**Supplied data:**
-=-=-=-=-

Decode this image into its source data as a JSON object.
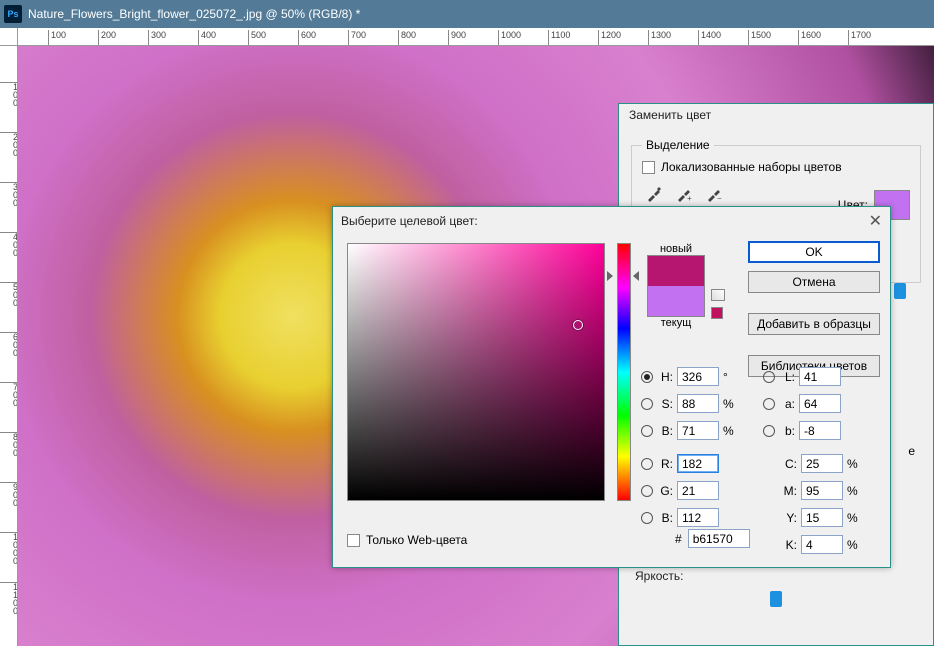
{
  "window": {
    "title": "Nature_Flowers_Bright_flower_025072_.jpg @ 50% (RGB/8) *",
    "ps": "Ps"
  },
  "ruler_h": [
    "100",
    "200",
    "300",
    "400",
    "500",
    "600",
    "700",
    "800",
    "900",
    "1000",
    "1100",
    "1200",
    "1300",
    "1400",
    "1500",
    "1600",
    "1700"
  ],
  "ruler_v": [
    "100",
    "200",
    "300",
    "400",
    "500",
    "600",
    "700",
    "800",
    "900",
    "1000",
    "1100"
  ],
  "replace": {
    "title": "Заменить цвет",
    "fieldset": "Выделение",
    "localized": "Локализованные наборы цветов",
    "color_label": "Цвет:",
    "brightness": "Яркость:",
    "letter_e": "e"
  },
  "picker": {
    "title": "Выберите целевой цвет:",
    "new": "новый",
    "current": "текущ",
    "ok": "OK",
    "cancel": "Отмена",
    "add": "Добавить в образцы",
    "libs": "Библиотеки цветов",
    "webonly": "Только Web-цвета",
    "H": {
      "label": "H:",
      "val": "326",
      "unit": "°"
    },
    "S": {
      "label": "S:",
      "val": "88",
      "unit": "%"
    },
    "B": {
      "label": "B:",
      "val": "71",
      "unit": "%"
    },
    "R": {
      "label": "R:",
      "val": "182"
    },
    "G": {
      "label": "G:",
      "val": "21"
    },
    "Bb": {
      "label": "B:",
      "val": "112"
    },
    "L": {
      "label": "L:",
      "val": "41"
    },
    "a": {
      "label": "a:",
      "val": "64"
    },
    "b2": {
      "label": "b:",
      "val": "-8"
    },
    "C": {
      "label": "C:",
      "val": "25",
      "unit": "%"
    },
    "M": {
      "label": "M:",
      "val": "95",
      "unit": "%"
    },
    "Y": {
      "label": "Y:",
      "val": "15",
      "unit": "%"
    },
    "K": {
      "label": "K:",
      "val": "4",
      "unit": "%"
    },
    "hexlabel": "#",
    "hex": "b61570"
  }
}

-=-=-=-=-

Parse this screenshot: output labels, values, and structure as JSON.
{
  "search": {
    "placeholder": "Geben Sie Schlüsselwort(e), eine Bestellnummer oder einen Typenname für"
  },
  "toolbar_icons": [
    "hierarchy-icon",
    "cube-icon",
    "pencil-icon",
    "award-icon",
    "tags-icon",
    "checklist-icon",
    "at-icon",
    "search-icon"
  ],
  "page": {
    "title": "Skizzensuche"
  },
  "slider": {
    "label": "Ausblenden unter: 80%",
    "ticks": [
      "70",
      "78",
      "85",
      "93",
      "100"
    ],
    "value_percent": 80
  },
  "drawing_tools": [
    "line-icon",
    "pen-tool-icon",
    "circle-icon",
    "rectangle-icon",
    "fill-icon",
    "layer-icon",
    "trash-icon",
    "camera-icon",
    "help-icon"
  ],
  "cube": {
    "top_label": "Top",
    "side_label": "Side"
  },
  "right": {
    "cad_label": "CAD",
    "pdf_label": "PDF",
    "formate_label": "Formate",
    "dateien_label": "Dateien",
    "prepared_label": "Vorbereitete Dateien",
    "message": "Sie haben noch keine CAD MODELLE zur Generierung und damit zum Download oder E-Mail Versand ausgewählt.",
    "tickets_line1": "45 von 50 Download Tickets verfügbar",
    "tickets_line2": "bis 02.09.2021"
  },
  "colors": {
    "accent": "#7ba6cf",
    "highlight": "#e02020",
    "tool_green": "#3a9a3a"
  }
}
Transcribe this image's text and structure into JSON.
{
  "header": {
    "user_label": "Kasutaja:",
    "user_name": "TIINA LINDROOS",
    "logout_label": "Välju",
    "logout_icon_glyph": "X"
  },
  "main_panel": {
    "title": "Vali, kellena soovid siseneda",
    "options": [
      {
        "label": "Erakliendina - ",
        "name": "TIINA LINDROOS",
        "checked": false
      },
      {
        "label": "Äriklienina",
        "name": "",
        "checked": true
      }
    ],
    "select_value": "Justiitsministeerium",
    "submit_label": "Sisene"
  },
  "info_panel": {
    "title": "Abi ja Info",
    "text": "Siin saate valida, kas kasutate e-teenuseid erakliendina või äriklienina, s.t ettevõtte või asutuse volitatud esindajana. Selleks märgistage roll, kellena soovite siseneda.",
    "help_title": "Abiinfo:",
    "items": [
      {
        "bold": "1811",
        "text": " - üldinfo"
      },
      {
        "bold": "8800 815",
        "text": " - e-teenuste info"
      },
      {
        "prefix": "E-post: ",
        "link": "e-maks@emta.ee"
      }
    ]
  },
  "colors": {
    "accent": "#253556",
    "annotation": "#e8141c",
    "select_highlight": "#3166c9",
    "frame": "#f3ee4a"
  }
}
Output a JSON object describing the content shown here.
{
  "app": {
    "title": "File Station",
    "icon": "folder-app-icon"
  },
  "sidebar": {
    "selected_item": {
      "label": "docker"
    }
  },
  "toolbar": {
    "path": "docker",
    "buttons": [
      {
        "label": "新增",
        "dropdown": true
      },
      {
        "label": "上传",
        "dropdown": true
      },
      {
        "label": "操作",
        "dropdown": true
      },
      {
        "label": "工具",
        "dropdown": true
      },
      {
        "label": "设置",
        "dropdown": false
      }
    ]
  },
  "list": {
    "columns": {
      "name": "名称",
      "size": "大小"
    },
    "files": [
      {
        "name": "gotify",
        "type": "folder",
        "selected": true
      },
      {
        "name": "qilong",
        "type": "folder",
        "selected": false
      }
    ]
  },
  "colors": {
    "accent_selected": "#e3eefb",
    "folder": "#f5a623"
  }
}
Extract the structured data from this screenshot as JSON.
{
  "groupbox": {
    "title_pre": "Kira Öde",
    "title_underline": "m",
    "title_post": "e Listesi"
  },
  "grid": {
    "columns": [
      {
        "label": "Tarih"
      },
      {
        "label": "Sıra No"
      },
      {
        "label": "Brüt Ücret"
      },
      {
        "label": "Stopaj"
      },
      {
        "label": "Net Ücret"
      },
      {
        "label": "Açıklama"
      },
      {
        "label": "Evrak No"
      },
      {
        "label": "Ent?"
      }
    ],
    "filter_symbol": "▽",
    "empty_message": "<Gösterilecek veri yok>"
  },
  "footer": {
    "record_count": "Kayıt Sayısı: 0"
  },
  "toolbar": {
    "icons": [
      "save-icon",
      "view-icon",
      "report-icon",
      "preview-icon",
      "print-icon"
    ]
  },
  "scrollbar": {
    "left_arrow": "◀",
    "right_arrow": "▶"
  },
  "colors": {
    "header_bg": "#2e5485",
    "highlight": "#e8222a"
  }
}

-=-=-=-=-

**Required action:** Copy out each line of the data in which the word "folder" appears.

**Answer box:**
    "icon": "folder-app-icon"
        "type": "folder",
        "type": "folder",
    "folder": "#f5a623"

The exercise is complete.